2012 USA Olympic Trials Home
Current Men's Qualifiers:
Qualifying Times Run: 347
Qualified by 26.2M: 85
Current Women's Qualifiers:
Qualifying Times Run: 414
Qualified by 26.2M: 196
About the Trials/Qualification Standards
Most countries around the world use a selection committee to choose their Olympic Team Members, but not the USA. Prior to 1968, a series of races were used to select the USA Olympic Marathon team, but beginning in 1968 the format was changed to a single race on a single day with the top three finishers selected to be part of the Olympic Team and the fourth and fifth finishers designated as alternates.
As a once-every-four-years opportunity to be selected to the Olympic Marathon team, the USA Olympic Team Trials is arguably the most important marathon that many will run. For some, just getting to the Trials is a goal in itself and marks them as among the best in the USA. For others, the Trials is the first step in making the Olympic Team. Whatever the motivation for running the Trials, one thing is for sure: the men and women who will represent the USA at the 2012 Olympic Marathon in London will come from the lists on these pages.
The Qualifying Standards - History, Pre-2008
The Men's and Women's Long Distance Running (LDR) divisions of USA Track & Field (USATF) set separate qualifying standards and they may change during each four-year cycle. Prior to 2008, all qualifying was done through times achieved at the marathon distance and two standards were available: a tougher standard (the A-Standard) which gave the runner a fully-paid trip to the Trials and a B-Standard which allowed entry, but required the athlete to pay his/her own way. An exception to the marathon-only qualification was set for the women's marathon in 1988 and 1992, when B-Standard qualifying times were set for achievements at the Half-Marathon and 10,000m distances.

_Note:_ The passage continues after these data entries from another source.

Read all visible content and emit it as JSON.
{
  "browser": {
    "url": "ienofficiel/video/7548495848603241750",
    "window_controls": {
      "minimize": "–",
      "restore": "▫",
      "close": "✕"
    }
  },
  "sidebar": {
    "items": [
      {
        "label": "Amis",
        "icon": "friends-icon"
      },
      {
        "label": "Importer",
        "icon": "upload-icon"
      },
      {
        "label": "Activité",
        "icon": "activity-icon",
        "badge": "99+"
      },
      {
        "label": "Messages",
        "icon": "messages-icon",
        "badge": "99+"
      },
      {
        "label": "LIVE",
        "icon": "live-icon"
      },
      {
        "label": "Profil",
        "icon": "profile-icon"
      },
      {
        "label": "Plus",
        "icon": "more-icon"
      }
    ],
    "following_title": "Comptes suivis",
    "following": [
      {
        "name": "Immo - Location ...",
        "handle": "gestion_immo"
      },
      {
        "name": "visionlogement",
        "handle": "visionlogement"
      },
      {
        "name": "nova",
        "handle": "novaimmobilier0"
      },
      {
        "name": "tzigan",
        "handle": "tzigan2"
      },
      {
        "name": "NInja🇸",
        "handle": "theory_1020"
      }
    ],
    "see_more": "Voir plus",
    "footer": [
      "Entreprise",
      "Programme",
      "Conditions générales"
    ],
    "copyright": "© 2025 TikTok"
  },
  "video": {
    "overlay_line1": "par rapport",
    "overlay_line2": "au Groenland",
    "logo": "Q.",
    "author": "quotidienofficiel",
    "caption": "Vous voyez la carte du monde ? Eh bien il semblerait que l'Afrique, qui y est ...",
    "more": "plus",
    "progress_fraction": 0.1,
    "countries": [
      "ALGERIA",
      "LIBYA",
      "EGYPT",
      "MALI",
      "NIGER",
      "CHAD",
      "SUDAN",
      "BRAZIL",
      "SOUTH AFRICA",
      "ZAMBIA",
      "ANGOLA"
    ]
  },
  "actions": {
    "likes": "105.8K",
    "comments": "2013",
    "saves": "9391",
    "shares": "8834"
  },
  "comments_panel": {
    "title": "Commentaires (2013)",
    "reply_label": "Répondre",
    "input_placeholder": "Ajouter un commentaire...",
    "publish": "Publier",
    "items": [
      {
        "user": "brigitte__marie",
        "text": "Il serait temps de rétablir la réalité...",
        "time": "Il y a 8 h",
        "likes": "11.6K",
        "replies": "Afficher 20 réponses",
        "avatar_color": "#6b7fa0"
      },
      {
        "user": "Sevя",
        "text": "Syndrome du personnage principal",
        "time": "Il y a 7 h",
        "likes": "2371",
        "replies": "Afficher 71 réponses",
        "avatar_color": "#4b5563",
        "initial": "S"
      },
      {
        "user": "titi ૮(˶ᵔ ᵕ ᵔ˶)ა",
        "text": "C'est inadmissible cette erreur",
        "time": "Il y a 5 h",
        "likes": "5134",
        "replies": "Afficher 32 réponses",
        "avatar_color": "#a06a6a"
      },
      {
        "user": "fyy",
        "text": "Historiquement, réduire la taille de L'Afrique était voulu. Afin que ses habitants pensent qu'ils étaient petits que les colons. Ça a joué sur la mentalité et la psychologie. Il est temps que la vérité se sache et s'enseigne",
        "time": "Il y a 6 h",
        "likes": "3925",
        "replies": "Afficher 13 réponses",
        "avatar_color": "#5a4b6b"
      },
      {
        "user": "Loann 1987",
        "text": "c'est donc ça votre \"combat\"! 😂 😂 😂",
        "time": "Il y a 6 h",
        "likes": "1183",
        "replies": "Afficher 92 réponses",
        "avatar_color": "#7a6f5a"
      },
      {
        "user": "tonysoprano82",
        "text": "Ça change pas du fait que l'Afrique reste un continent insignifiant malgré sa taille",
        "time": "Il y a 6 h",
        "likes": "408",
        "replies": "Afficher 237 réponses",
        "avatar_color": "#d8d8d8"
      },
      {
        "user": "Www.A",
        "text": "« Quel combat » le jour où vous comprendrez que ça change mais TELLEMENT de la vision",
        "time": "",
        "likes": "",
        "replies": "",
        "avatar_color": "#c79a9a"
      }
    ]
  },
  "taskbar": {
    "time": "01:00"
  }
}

Qualifying Standards - 2008
For the 2008 Trials, Men's and Women's LDR added shorter standards to the Qualifying distances in the hope that some promising track stars might choose to jump up to the marathon distance and/or that promising marathoners who were unable to run a marathon in the qualifying window might still find multiple opportunities to qualify as it is theoretically easier to run a bunch of 10,000m or Half Marathon races compared to the toll a marathon puts on a body. For 2008, the Women's qualifying standards added the 10,000m (track) distance as an additional B-Standard; and the Men's qualifying standards included a 10,000m (track) AND 5,000m (track) distances to the qualifying standards as B-Standards. Ultimately, the addition of the 10,000m standards for men and women had limited success as they added 25 qualifiers (only 8 starters) for the men and 10 qualifiers (only 1 starter) for the women. The idea of adding a 5,000m standard for the men was a dismal failure as it added 16 "qualifiers" to the list, but not a single one was interested in actually participating in the marathon.
Qualifying Standards - 2012 = Discrimination?
With some success at prior use of shorter qualifying distances, both the men's and women's standards for 2012 included Half Marathon (great idea!) and 10,000m (limited efficacy) standards for qualifying. Men's LDR made the bold decision of removing a B-Standard from the marathon qualifying times, we think a questionable decision. What separates the men and women's qualifying for 2012, is that virtually ALL of the men's standards are being considered A-Standards, meaning that ALL men will gain a free trip to Houston, even as it seems that a minority are using the marathon to gain entry to the Trials. On the other hand, women qualifying by the Half Marathon or 10,000m distances will have a B-Standard and MOST women will need to pay their own travel and hotel for the Trials. [as of today, 159 of 161 men will have their trip paid for, whereas only 45 of 226 women will have their trip paid for.]
The 2012 Standards: